Is it not obvious that our contemporary concern with schools of existentialism, say, or with the distinctions among capitalism, communism and socialism, will seem a thousand years hence as incomprehensible to historians of his temper as the eight century’s concern with adoptianism, iconoclasm or the filioque controversy? The human mind has always worked with the materials it had at hand. It is risk to judge and condemn the intellectual achievements of one age by the standards of another. Aristotle was not a fool because he thought the universe consisted of fifty-five concentric hollow spheres—any more than Niels Bohr was a fool when he framed his “solar system” model of the atom…The slower pace of scientific development in the past does not mean that every thinker from Aristotle to Copernicus was an intellectual dwarf.
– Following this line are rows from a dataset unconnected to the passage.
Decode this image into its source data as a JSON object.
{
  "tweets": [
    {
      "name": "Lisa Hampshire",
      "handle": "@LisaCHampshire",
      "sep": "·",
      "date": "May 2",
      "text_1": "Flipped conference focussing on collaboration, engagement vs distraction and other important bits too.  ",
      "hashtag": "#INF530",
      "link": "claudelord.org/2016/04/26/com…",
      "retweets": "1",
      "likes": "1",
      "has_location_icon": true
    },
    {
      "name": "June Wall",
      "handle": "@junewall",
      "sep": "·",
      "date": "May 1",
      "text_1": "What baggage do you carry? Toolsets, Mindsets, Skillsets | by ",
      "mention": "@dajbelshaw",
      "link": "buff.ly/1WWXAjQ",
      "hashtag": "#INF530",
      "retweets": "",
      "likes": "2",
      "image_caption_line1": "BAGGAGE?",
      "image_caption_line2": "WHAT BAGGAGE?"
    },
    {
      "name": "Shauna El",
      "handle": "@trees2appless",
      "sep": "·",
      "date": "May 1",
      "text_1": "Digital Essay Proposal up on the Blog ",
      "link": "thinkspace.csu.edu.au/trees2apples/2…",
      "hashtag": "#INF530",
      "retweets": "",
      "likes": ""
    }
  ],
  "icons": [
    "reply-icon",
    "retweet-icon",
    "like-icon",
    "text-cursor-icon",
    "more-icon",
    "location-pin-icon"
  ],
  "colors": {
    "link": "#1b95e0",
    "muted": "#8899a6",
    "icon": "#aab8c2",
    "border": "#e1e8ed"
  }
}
The modern schoolboy is not greater than Euclid because he knows far more about mathematics.
—Richard Winston in Charlemagne (1960).